Assisi Italy. Leave the beautiful Upper Basilica of San Francesco and the jostling pilgrims behind: past the walls, on the left, a gap opens onto 60 hectares of authentic Umbrian forest landscape, the Selva of San Francesco (owned by the Sacro Convento). Then you enter the wood, now property brought back to life by FAI after years of civil neglect and illegal use as landfill.
Once past the ticket office, the smell of resin and moss block out the chaos of tourism just over the walls. Your very soul prepares itself for discovery, guided by clear and informative signposting. The footpath of the Wood of San Francesco winds down towards the river Tescio, following the footsteps of the patron saint of Italy, who came here to retire in prayer. Hornbeam, flowering ash. Wild cyclamen, hawthorns, holly. Hellebores, oaks, dogwoods. And porcupines, butterflies, finches, tits, even hawks. The Wood of San Francesco is an important sanctuary of biodiversity, where wild plants live alongside cultivated olive and fruit trees.
The remains of a thirteenth century Benedictine monastery, with its mill and hospital and the church of Santa Croce offer rest and refreshment after an hour’s hike. Of particular interest is the fresco of the Cross without Christ, a place of worship and prayer for believers of all faiths.
Time to move on and discover the path of the Third Paradise: a work of land-art donated to FAI by Michelangelo Pistoletto. The infinity symbol created by dozens of olive trees, is enhanced by a third circle and a steel antenna, symbolising the interplay between the human condition, nature and artifice .

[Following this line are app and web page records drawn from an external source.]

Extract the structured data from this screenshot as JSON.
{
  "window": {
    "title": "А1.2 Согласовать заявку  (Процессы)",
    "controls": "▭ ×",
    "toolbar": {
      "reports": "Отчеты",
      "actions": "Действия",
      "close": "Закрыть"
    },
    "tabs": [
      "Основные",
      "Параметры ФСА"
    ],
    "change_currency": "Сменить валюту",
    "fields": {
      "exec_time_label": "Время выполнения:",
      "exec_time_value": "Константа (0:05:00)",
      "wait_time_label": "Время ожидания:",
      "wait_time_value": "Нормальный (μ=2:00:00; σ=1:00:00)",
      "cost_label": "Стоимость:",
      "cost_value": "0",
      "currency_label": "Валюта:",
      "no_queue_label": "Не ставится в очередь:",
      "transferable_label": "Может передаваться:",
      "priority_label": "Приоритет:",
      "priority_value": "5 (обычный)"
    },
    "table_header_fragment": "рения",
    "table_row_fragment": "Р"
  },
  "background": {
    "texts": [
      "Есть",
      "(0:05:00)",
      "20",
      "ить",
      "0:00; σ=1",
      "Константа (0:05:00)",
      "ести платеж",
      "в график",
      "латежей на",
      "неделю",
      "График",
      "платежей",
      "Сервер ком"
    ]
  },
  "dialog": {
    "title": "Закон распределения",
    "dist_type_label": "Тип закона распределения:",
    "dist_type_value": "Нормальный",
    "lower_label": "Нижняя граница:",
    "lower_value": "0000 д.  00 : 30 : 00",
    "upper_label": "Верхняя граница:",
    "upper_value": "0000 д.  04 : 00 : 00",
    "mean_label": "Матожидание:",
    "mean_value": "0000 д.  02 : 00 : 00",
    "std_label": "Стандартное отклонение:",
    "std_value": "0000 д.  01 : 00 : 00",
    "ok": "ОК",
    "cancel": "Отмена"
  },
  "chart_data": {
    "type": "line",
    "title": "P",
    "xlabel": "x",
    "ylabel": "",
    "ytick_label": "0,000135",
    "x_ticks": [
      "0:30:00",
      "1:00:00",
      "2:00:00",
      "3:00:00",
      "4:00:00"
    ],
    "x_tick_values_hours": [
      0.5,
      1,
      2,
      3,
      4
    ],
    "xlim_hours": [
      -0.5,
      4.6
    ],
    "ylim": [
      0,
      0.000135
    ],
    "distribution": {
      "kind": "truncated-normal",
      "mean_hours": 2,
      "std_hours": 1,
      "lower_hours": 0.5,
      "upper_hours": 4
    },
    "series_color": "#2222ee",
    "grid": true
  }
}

The Bosco di San Francesco: a unique walk and a memorable destination waiting to be discovered with your feet and your heart.
See other places getting lost in Italy at www.ariles.it